Activity:
Your response should reproduce every line of the entries that contains the word "support".

Source material:
==*==
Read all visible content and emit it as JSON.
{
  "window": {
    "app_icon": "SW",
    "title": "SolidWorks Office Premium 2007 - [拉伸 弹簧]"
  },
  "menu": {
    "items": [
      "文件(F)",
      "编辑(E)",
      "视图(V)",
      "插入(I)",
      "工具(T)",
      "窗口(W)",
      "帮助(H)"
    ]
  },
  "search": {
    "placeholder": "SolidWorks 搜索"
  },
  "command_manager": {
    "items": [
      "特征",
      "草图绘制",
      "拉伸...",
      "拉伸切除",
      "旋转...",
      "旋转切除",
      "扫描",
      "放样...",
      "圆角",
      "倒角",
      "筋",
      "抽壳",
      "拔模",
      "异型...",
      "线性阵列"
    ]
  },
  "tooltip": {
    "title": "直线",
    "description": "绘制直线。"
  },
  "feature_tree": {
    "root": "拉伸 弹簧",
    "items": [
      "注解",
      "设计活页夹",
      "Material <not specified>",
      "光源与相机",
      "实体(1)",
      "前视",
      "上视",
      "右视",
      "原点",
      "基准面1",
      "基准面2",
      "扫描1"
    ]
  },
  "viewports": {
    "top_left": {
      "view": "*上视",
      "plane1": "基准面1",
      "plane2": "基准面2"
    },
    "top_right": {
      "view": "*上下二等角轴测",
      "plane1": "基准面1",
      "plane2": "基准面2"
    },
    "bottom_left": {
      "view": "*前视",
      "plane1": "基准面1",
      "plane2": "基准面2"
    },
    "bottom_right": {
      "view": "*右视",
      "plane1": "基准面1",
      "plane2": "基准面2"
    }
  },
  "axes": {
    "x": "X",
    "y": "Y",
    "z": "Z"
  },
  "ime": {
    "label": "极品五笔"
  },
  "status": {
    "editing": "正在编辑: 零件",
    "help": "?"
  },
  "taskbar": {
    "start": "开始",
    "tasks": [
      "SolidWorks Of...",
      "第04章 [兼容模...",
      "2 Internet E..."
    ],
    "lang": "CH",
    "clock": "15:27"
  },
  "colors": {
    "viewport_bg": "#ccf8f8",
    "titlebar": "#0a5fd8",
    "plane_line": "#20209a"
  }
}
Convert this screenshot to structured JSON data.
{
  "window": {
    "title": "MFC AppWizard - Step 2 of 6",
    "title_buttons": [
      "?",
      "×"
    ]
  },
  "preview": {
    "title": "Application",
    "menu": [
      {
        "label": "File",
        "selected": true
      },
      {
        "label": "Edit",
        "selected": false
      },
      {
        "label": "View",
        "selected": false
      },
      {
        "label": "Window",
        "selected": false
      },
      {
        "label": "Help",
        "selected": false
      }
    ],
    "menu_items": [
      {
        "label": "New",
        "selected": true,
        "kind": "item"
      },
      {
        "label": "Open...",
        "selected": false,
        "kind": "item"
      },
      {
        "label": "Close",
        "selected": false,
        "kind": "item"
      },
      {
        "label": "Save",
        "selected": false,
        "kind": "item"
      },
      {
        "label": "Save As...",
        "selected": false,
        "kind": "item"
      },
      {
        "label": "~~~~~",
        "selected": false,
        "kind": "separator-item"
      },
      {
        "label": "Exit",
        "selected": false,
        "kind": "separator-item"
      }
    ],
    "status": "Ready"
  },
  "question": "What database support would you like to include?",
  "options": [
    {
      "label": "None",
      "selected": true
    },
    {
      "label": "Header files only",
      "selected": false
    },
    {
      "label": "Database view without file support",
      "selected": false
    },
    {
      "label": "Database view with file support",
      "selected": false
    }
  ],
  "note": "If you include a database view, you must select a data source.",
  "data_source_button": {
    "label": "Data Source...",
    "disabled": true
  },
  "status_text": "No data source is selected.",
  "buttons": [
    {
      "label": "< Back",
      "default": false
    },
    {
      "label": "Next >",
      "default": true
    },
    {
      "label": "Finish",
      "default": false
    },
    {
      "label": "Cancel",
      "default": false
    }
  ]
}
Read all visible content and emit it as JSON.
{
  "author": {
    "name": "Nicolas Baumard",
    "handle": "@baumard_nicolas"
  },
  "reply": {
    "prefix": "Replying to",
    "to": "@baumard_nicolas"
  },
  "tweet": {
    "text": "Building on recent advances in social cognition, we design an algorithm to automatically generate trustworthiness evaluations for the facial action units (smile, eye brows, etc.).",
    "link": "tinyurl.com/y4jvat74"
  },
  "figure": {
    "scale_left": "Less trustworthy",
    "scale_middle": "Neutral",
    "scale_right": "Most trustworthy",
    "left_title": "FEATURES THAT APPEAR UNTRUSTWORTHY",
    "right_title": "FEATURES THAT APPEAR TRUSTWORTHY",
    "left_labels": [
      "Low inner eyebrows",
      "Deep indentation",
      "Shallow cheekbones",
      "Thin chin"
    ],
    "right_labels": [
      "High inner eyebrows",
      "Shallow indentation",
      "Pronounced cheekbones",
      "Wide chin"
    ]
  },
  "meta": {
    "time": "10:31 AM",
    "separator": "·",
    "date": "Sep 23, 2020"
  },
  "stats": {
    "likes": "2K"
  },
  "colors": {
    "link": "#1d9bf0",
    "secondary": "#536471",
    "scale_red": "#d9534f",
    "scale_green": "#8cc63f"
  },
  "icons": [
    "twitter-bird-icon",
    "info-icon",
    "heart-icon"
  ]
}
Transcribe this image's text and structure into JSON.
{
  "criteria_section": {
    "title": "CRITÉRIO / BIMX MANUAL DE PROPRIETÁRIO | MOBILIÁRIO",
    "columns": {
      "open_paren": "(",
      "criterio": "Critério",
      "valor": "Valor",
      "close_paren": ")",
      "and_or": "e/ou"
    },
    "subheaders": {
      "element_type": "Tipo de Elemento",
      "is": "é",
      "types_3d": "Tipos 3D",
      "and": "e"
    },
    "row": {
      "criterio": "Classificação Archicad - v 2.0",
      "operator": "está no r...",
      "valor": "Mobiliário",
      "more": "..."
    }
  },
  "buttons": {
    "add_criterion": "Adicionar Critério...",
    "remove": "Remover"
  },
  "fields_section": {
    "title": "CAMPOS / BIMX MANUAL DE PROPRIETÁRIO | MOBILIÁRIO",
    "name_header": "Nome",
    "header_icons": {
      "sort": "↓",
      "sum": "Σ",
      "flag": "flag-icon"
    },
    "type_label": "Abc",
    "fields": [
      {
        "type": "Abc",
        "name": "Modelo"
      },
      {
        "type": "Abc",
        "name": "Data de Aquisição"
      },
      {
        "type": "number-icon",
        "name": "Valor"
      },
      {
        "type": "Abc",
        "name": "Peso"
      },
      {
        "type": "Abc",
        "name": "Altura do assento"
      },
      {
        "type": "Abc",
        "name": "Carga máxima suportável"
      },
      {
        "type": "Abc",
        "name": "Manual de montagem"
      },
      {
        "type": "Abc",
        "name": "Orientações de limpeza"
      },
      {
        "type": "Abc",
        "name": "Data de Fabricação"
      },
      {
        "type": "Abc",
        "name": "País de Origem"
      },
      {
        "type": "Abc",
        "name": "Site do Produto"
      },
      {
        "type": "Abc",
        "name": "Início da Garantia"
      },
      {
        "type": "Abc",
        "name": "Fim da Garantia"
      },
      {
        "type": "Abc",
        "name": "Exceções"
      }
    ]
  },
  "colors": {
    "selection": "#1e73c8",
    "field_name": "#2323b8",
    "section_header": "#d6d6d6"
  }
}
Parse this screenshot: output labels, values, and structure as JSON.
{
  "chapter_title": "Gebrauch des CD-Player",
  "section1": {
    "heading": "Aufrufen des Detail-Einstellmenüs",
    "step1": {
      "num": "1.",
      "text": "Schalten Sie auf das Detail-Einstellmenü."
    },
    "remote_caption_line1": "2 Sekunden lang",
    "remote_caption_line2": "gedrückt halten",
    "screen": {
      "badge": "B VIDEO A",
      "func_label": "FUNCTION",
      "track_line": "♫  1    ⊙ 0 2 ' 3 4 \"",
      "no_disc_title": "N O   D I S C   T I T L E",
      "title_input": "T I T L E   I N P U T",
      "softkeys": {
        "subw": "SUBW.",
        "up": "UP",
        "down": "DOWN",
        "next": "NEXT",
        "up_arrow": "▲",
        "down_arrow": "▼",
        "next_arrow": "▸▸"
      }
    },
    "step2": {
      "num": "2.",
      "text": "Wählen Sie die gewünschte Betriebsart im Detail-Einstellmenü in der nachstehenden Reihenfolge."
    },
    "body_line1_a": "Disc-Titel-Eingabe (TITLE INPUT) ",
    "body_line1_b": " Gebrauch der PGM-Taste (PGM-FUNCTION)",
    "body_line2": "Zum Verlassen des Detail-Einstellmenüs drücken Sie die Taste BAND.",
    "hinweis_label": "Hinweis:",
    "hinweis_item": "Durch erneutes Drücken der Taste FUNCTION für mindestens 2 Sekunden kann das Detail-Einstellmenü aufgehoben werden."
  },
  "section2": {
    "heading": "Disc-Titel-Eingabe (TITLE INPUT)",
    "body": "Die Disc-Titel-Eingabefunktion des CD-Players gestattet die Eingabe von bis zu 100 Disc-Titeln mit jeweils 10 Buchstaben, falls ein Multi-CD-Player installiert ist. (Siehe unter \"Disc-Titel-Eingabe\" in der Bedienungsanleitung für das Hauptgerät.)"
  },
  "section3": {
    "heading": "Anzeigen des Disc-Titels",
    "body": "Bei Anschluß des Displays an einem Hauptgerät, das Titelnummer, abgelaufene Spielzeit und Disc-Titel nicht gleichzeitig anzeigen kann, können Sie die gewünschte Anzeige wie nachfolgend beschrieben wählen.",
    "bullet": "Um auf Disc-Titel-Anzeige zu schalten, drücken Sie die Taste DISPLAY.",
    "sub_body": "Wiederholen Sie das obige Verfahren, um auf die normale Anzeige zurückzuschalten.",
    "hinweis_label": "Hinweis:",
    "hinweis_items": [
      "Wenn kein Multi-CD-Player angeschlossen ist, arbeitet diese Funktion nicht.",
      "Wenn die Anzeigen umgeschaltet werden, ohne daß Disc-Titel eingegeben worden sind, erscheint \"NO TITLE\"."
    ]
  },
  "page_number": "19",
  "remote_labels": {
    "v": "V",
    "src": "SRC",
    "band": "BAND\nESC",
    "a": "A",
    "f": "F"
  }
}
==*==
Solution for this task:
  "question": "What database support would you like to include?",
      "label": "Database view without file support",
      "label": "Database view with file support",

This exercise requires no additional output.